Recently the Illinois Institute of Technology and the University of Texas at Austin released a study on the emissions of ultrafine particles (UFPs) (particles less than 100 nanometers in diameter) and volatile organic compounds (VOC) from desktop 3D printers. The study, entitled "Emissions of Ultrafine Particles and Volatile Organic Compounds from Commercially Available Desktop Three-Dimensional Printers with Multiple Filaments," can be found online here.
The study used several different desktop 3D printers, one of which was a LulzBot Mini. Since the LulzBot Mini is compatible with a larger variety of different filament types, they were able to test with ABS, PLA, HIPS, t-glase, Laybrick, Laywoo-D3, PCTPE, Nylon, and even polycarbonate.

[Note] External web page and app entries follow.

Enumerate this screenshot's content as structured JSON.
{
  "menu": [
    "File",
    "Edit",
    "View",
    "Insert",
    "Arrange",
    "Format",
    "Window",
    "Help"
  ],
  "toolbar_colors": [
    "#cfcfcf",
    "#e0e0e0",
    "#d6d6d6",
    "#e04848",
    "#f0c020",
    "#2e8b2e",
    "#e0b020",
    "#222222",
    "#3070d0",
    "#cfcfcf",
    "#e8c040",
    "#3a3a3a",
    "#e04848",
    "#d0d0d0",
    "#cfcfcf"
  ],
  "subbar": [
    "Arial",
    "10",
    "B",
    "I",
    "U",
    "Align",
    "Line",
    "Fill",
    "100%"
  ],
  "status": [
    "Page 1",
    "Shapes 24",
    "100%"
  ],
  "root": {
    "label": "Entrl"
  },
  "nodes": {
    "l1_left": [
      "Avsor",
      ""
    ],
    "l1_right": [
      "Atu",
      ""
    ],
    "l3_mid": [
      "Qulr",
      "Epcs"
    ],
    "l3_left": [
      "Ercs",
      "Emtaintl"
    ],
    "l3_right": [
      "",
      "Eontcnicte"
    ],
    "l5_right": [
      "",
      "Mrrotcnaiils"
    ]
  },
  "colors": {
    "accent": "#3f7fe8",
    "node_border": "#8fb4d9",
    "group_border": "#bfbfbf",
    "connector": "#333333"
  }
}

An important takeaway from this study is that, as always, be sure to operate your LulzBot desktop 3D printer in a well-ventilated environment. You can also find more information about all of the materials we sell on their respective product pages here on LulzBot.com, including links to the safety data sheets from the manufacturers themselves.

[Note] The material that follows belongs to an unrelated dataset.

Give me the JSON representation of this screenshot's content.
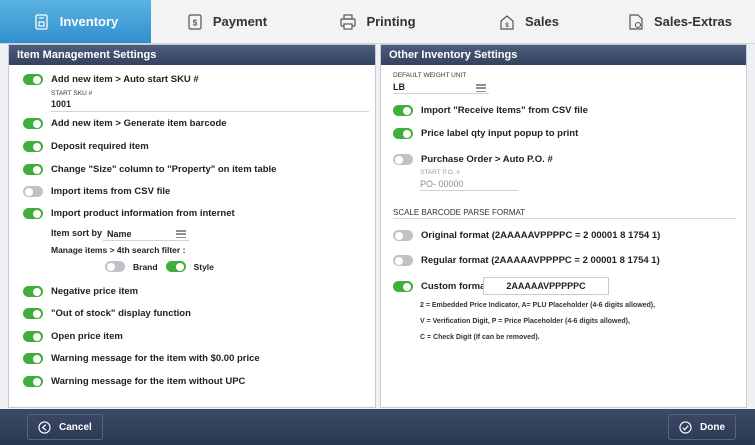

Additionally, we are proud to carry several premium 3D printing filaments with low UFP emissions, such as INOVA-1800 by Chroma Strand Labs, nGen by colorFabb, and n-vent by Taulman 3D. These quality co-polyester filaments are made from Eastman Amphora™ 3D polymer for dimensionally stable parts that print accurately and have low odor, all while engineered to release fewer UFPs than other common 3D printing filament options. You can learn more about nanoparticle and VOC emissions when 3D printing Amphora™-based materials in a recent study by Eastman Chemical Company, entitled "Clearing the air about 3D printing emissions," available online here.